╭──

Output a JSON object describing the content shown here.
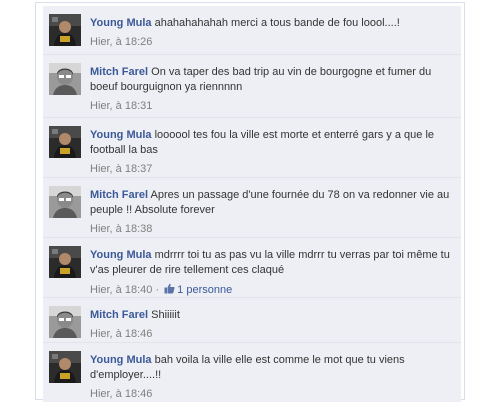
{
  "comments": [
    {
      "author": "Young Mula",
      "text": "ahahahahahah merci a tous bande de fou loool....!",
      "time": "Hier, à 18:26",
      "avatar_icon": "profile-photo-young-mula"
    },
    {
      "author": "Mitch Farel",
      "text": "On va taper des bad trip au vin de bourgogne et fumer du boeuf bourguignon ya riennnnn",
      "time": "Hier, à 18:31",
      "avatar_icon": "profile-photo-mitch-farel"
    },
    {
      "author": "Young Mula",
      "text": "loooool tes fou la ville est morte et enterré gars y a que le football la bas",
      "time": "Hier, à 18:37",
      "avatar_icon": "profile-photo-young-mula"
    },
    {
      "author": "Mitch Farel",
      "text": "Apres un passage d'une fournée du 78 on va redonner vie au peuple !! Absolute forever",
      "time": "Hier, à 18:38",
      "avatar_icon": "profile-photo-mitch-farel"
    },
    {
      "author": "Young Mula",
      "text": "mdrrrr toi tu as pas vu la ville mdrrr tu verras par toi même tu v'as pleurer de rire tellement ces claqué",
      "time": "Hier, à 18:40",
      "separator": "·",
      "likes": "1 personne",
      "avatar_icon": "profile-photo-young-mula"
    },
    {
      "author": "Mitch Farel",
      "text": "Shiiiiit",
      "time": "Hier, à 18:46",
      "avatar_icon": "profile-photo-mitch-farel"
    },
    {
      "author": "Young Mula",
      "text": "bah voila la ville elle est comme le mot que tu viens d'employer....!!",
      "time": "Hier, à 18:46",
      "avatar_icon": "profile-photo-young-mula"
    }
  ],
  "colors": {
    "author_link": "#3b5998",
    "comment_bg": "#edeff4",
    "meta_text": "#7f7f7f"
  }
}
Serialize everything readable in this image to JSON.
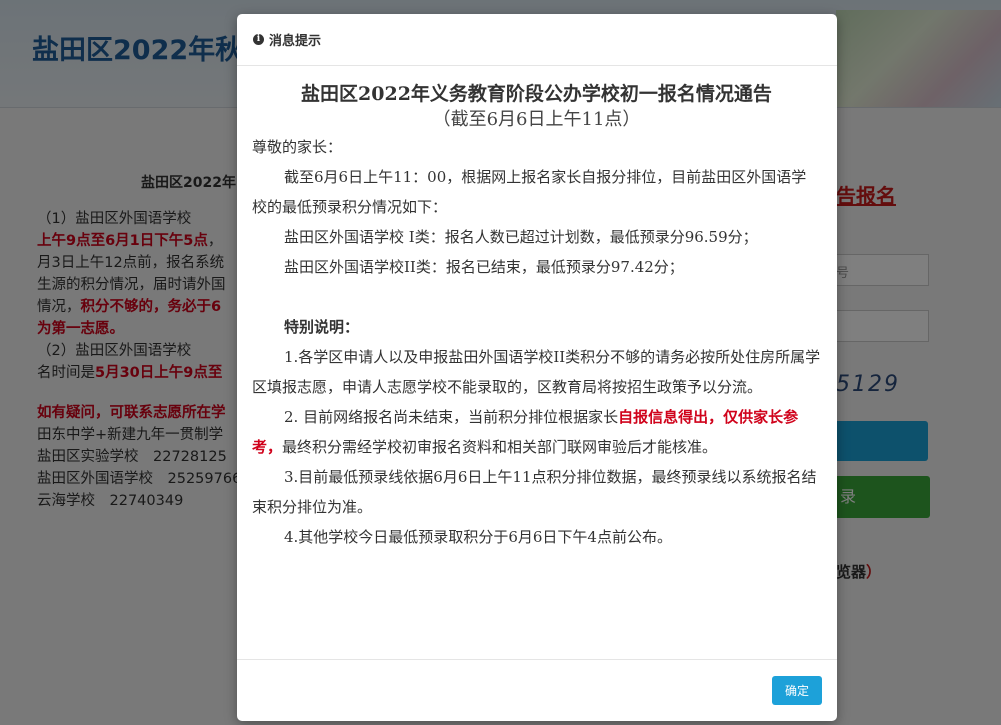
{
  "background": {
    "site_title": "盐田区2022年秋",
    "center_title": "盐田区2022年",
    "left_paragraphs": [
      {
        "parts": [
          {
            "text": "（1）盐田区外国语学校",
            "red": false
          }
        ]
      },
      {
        "parts": [
          {
            "text": "上午9点至6月1日下午5点",
            "red": true
          },
          {
            "text": "，",
            "red": false
          }
        ]
      },
      {
        "parts": [
          {
            "text": "月3日上午12点前，报名系统",
            "red": false
          }
        ]
      },
      {
        "parts": [
          {
            "text": "生源的积分情况，届时请外国",
            "red": false
          }
        ]
      },
      {
        "parts": [
          {
            "text": "情况，",
            "red": false
          },
          {
            "text": "积分不够的，务必于6",
            "red": true
          }
        ]
      },
      {
        "parts": [
          {
            "text": "为第一志愿。",
            "red": true
          }
        ]
      },
      {
        "parts": [
          {
            "text": "（2）盐田区外国语学校",
            "red": false
          }
        ]
      },
      {
        "parts": [
          {
            "text": "名时间是",
            "red": false
          },
          {
            "text": "5月30日上午9点至",
            "red": true
          }
        ]
      }
    ],
    "contact_heading": "如有疑问，可联系志愿所在学",
    "contacts": [
      "田东中学+新建九年一贯制学",
      "盐田区实验学校　22728125",
      "盐田区外国语学校　25259766",
      "云海学校　22740349"
    ],
    "right_link": "告报名",
    "input_placeholder_1": "号",
    "captcha_text": "5129",
    "login_label": "录",
    "browser_note": "览器",
    "browser_paren": "）"
  },
  "modal": {
    "header_title": "消息提示",
    "header_icon": "info-circle-icon",
    "notice_title": "盐田区2022年义务教育阶段公办学校初一报名情况通告",
    "notice_subtitle": "（截至6月6日上午11点）",
    "greeting": "尊敬的家长：",
    "intro": "截至6月6日上午11：00，根据网上报名家长自报分排位，目前盐田区外国语学校的最低预录积分情况如下：",
    "class_one": "盐田区外国语学校 I类：报名人数已超过计划数，最低预录分96.59分；",
    "class_two": "盐田区外国语学校II类：报名已结束，最低预录分97.42分；",
    "special_heading": "特别说明：",
    "note_1": "1.各学区申请人以及申报盐田外国语学校II类积分不够的请务必按所处住房所属学区填报志愿，申请人志愿学校不能录取的，区教育局将按招生政策予以分流。",
    "note_2_before": "2. 目前网络报名尚未结束，当前积分排位根据家长",
    "note_2_red": "自报信息得出，仅供家长参考，",
    "note_2_after": "最终积分需经学校初审报名资料和相关部门联网审验后才能核准。",
    "note_3": "3.目前最低预录线依据6月6日上午11点积分排位数据，最终预录线以系统报名结束积分排位为准。",
    "note_4": "4.其他学校今日最低预录取积分于6月6日下午4点前公布。",
    "ok_label": "确定"
  }
}
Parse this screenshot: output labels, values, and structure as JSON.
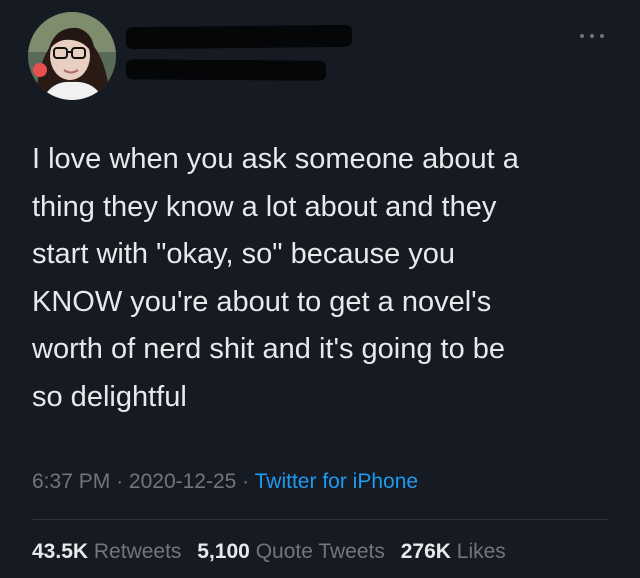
{
  "tweet": {
    "text_lines": [
      "I love when you ask someone about a",
      "thing they know a lot about and they",
      "start with \"okay, so\" because you",
      "KNOW you're about to get a novel's",
      "worth of nerd shit and it's going to be",
      "so delightful"
    ],
    "time": "6:37 PM",
    "separator": "·",
    "date": "2020-12-25",
    "source": "Twitter for iPhone",
    "retweets_count": "43.5K",
    "retweets_label": "Retweets",
    "quotes_count": "5,100",
    "quotes_label": "Quote Tweets",
    "likes_count": "276K",
    "likes_label": "Likes"
  },
  "icons": {
    "more": "more-options-icon"
  },
  "colors": {
    "background": "#151a23",
    "text": "#e7e9ea",
    "muted": "#71767b",
    "link": "#1d9bf0"
  }
}
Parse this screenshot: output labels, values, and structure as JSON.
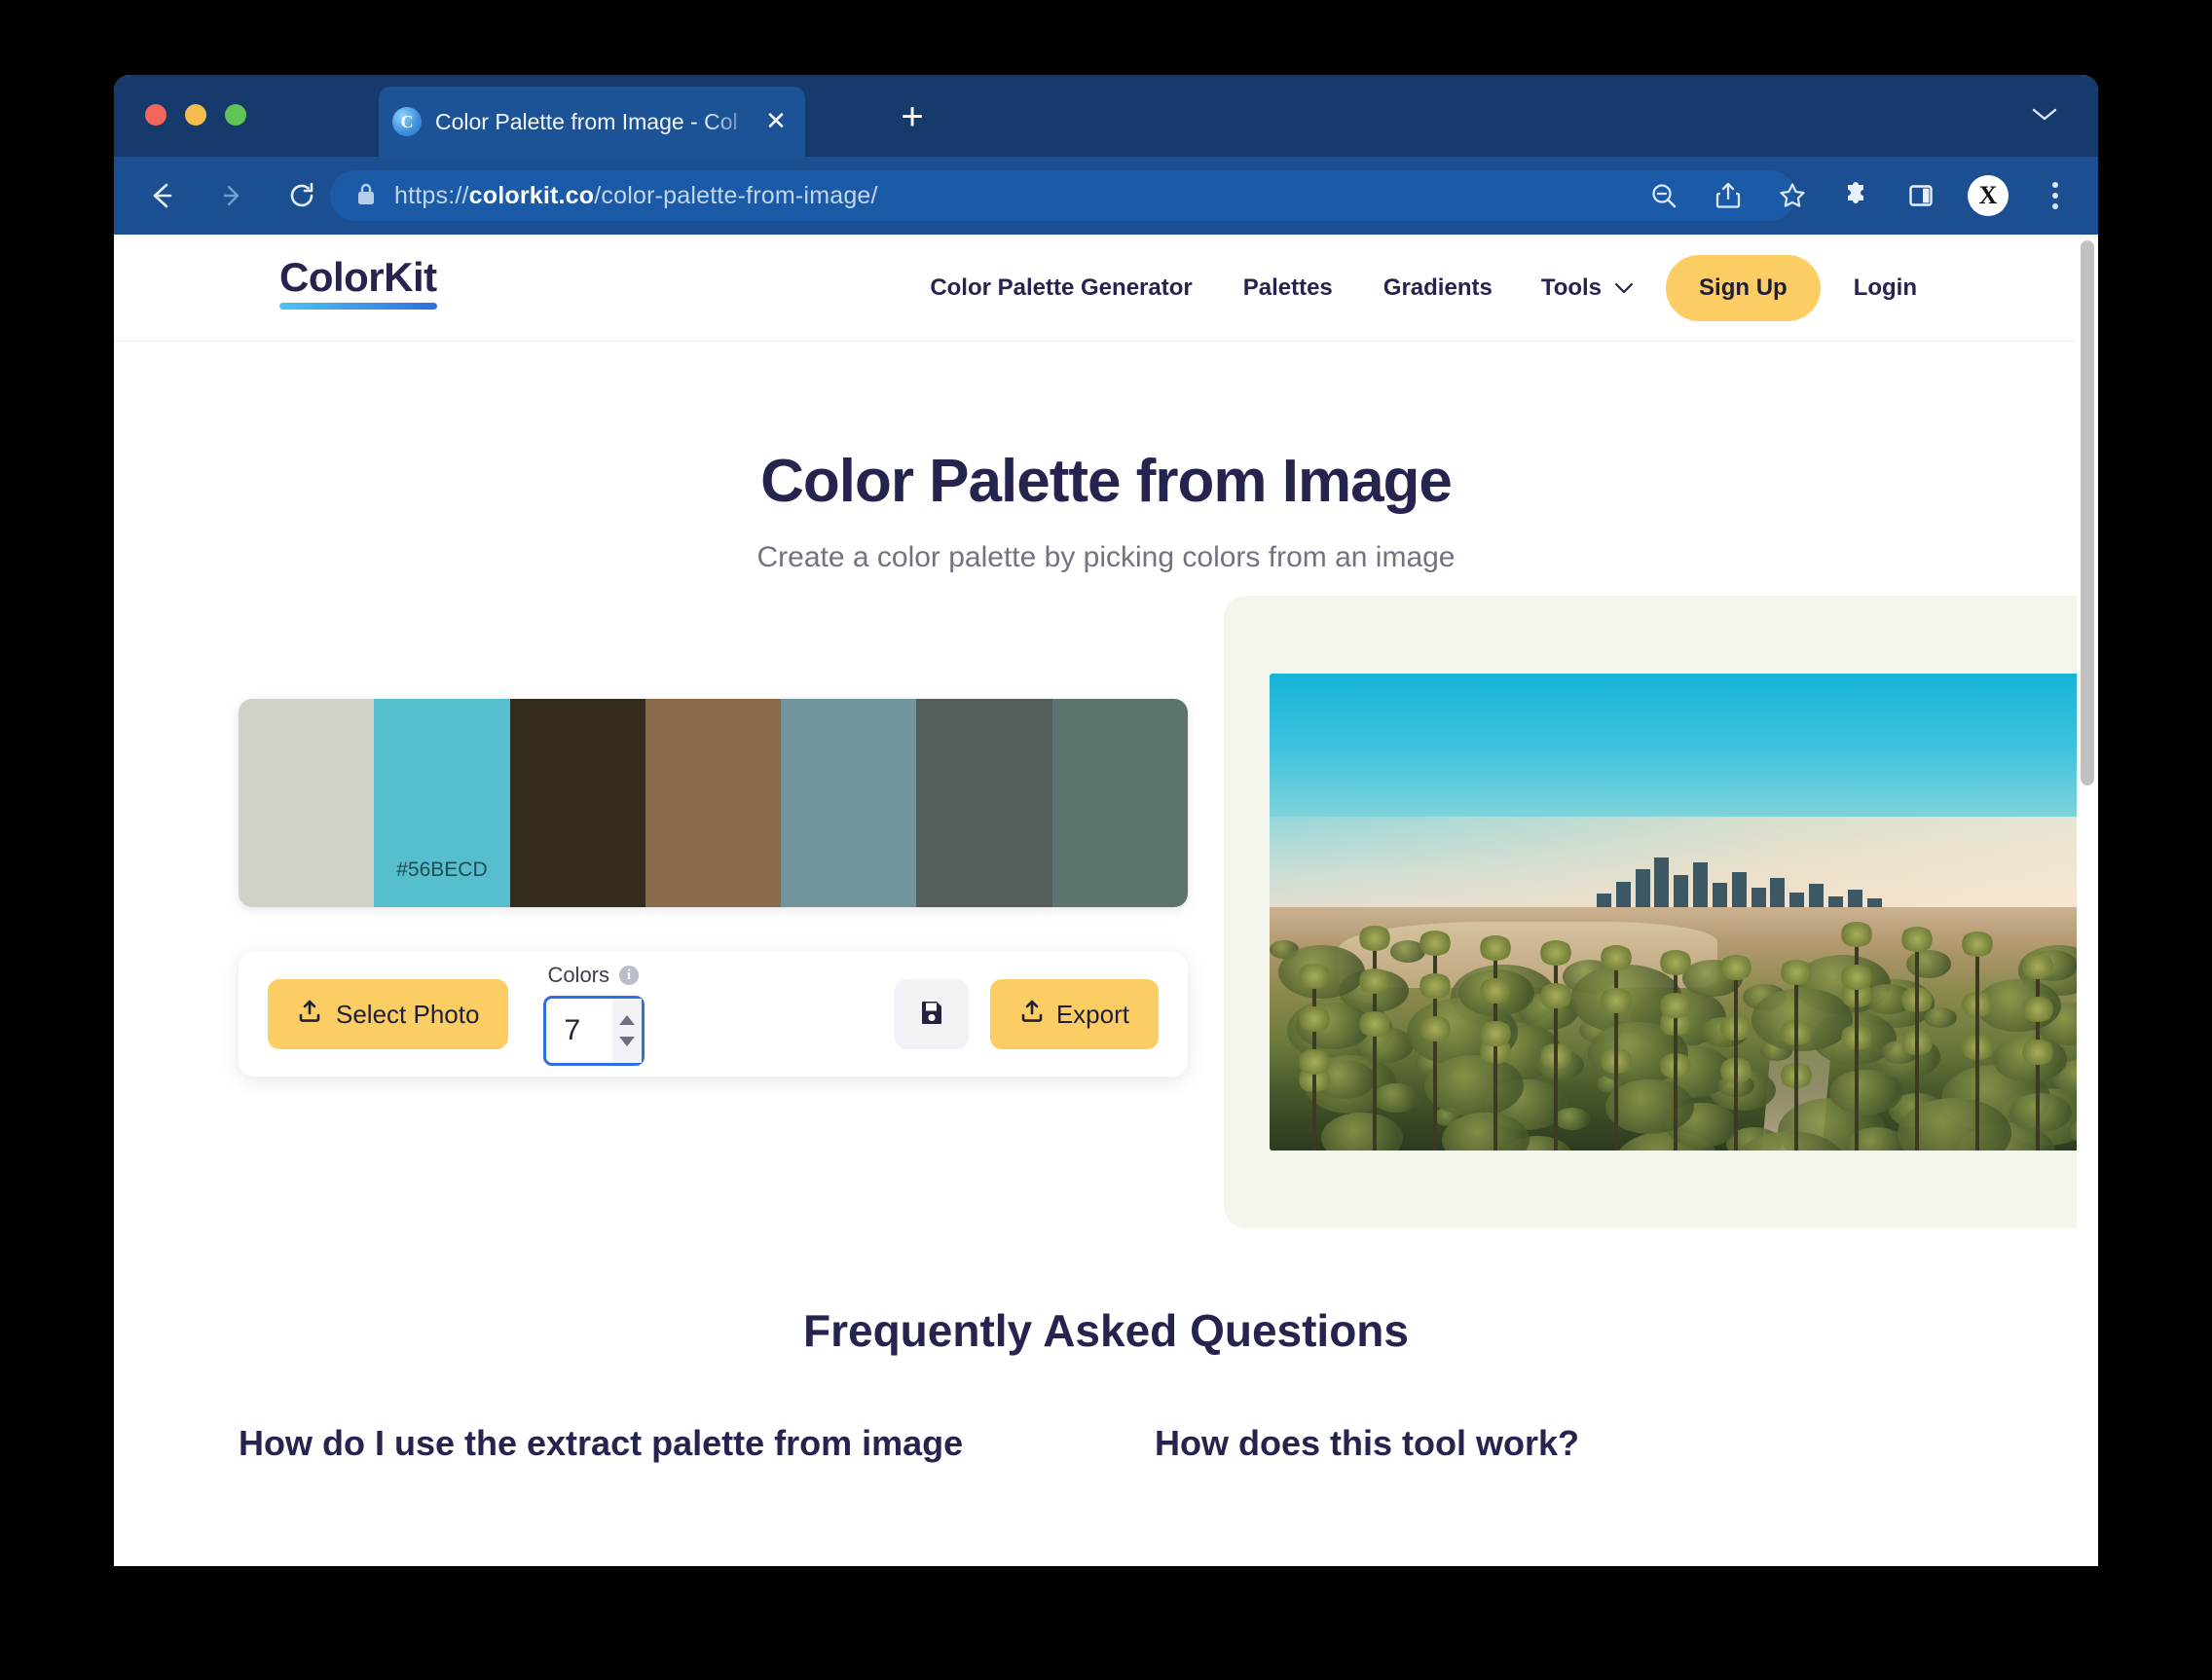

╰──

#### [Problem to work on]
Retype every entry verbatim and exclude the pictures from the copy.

#### [Task result]
Output a JSON object describing the content shown here.
{
  "comments": [
    {
      "author": "Young Mula",
      "text": "ahahahahahah merci a tous bande de fou loool....!",
      "time": "Hier, à 18:26",
      "avatar_icon": "profile-photo-young-mula"
    },
    {
      "author": "Mitch Farel",
      "text": "On va taper des bad trip au vin de bourgogne et fumer du boeuf bourguignon ya riennnnn",
      "time": "Hier, à 18:31",
      "avatar_icon": "profile-photo-mitch-farel"
    },
    {
      "author": "Young Mula",
      "text": "loooool tes fou la ville est morte et enterré gars y a que le football la bas",
      "time": "Hier, à 18:37",
      "avatar_icon": "profile-photo-young-mula"
    },
    {
      "author": "Mitch Farel",
      "text": "Apres un passage d'une fournée du 78 on va redonner vie au peuple !! Absolute forever",
      "time": "Hier, à 18:38",
      "avatar_icon": "profile-photo-mitch-farel"
    },
    {
      "author": "Young Mula",
      "text": "mdrrrr toi tu as pas vu la ville mdrrr tu verras par toi même tu v'as pleurer de rire tellement ces claqué",
      "time": "Hier, à 18:40",
      "separator": "·",
      "likes": "1 personne",
      "avatar_icon": "profile-photo-young-mula"
    },
    {
      "author": "Mitch Farel",
      "text": "Shiiiiit",
      "time": "Hier, à 18:46",
      "avatar_icon": "profile-photo-mitch-farel"
    },
    {
      "author": "Young Mula",
      "text": "bah voila la ville elle est comme le mot que tu viens d'employer....!!",
      "time": "Hier, à 18:46",
      "avatar_icon": "profile-photo-young-mula"
    }
  ],
  "colors": {
    "author_link": "#3b5998",
    "comment_bg": "#edeff4",
    "meta_text": "#7f7f7f"
  }
}
Serialize everything readable in this image to JSON.
{
  "background": {
    "site_title": "盐田区2022年秋",
    "center_title": "盐田区2022年",
    "left_paragraphs": [
      {
        "parts": [
          {
            "text": "（1）盐田区外国语学校",
            "red": false
          }
        ]
      },
      {
        "parts": [
          {
            "text": "上午9点至6月1日下午5点",
            "red": true
          },
          {
            "text": "，",
            "red": false
          }
        ]
      },
      {
        "parts": [
          {
            "text": "月3日上午12点前，报名系统",
            "red": false
          }
        ]
      },
      {
        "parts": [
          {
            "text": "生源的积分情况，届时请外国",
            "red": false
          }
        ]
      },
      {
        "parts": [
          {
            "text": "情况，",
            "red": false
          },
          {
            "text": "积分不够的，务必于6",
            "red": true
          }
        ]
      },
      {
        "parts": [
          {
            "text": "为第一志愿。",
            "red": true
          }
        ]
      },
      {
        "parts": [
          {
            "text": "（2）盐田区外国语学校",
            "red": false
          }
        ]
      },
      {
        "parts": [
          {
            "text": "名时间是",
            "red": false
          },
          {
            "text": "5月30日上午9点至",
            "red": true
          }
        ]
      }
    ],
    "contact_heading": "如有疑问，可联系志愿所在学",
    "contacts": [
      "田东中学+新建九年一贯制学",
      "盐田区实验学校　22728125",
      "盐田区外国语学校　25259766",
      "云海学校　22740349"
    ],
    "right_link": "告报名",
    "input_placeholder_1": "号",
    "captcha_text": "5129",
    "login_label": "录",
    "browser_note": "览器",
    "browser_paren": "）"
  },
  "modal": {
    "header_title": "消息提示",
    "header_icon": "info-circle-icon",
    "notice_title": "盐田区2022年义务教育阶段公办学校初一报名情况通告",
    "notice_subtitle": "（截至6月6日上午11点）",
    "greeting": "尊敬的家长：",
    "intro": "截至6月6日上午11：00，根据网上报名家长自报分排位，目前盐田区外国语学校的最低预录积分情况如下：",
    "class_one": "盐田区外国语学校 I类：报名人数已超过计划数，最低预录分96.59分；",
    "class_two": "盐田区外国语学校II类：报名已结束，最低预录分97.42分；",
    "special_heading": "特别说明：",
    "note_1": "1.各学区申请人以及申报盐田外国语学校II类积分不够的请务必按所处住房所属学区填报志愿，申请人志愿学校不能录取的，区教育局将按招生政策予以分流。",
    "note_2_before": "2. 目前网络报名尚未结束，当前积分排位根据家长",
    "note_2_red": "自报信息得出，仅供家长参考，",
    "note_2_after": "最终积分需经学校初审报名资料和相关部门联网审验后才能核准。",
    "note_3": "3.目前最低预录线依据6月6日上午11点积分排位数据，最终预录线以系统报名结束积分排位为准。",
    "note_4": "4.其他学校今日最低预录取积分于6月6日下午4点前公布。",
    "ok_label": "确定"
  }
}
Parse this screenshot: output labels, values, and structure as JSON.
{
  "tweet": {
    "text_lines": [
      "I love when you ask someone about a",
      "thing they know a lot about and they",
      "start with \"okay, so\" because you",
      "KNOW you're about to get a novel's",
      "worth of nerd shit and it's going to be",
      "so delightful"
    ],
    "time": "6:37 PM",
    "separator": "·",
    "date": "2020-12-25",
    "source": "Twitter for iPhone",
    "retweets_count": "43.5K",
    "retweets_label": "Retweets",
    "quotes_count": "5,100",
    "quotes_label": "Quote Tweets",
    "likes_count": "276K",
    "likes_label": "Likes"
  },
  "icons": {
    "more": "more-options-icon"
  },
  "colors": {
    "background": "#151a23",
    "text": "#e7e9ea",
    "muted": "#71767b",
    "link": "#1d9bf0"
  }
}
Parse this screenshot: output labels, values, and structure as JSON.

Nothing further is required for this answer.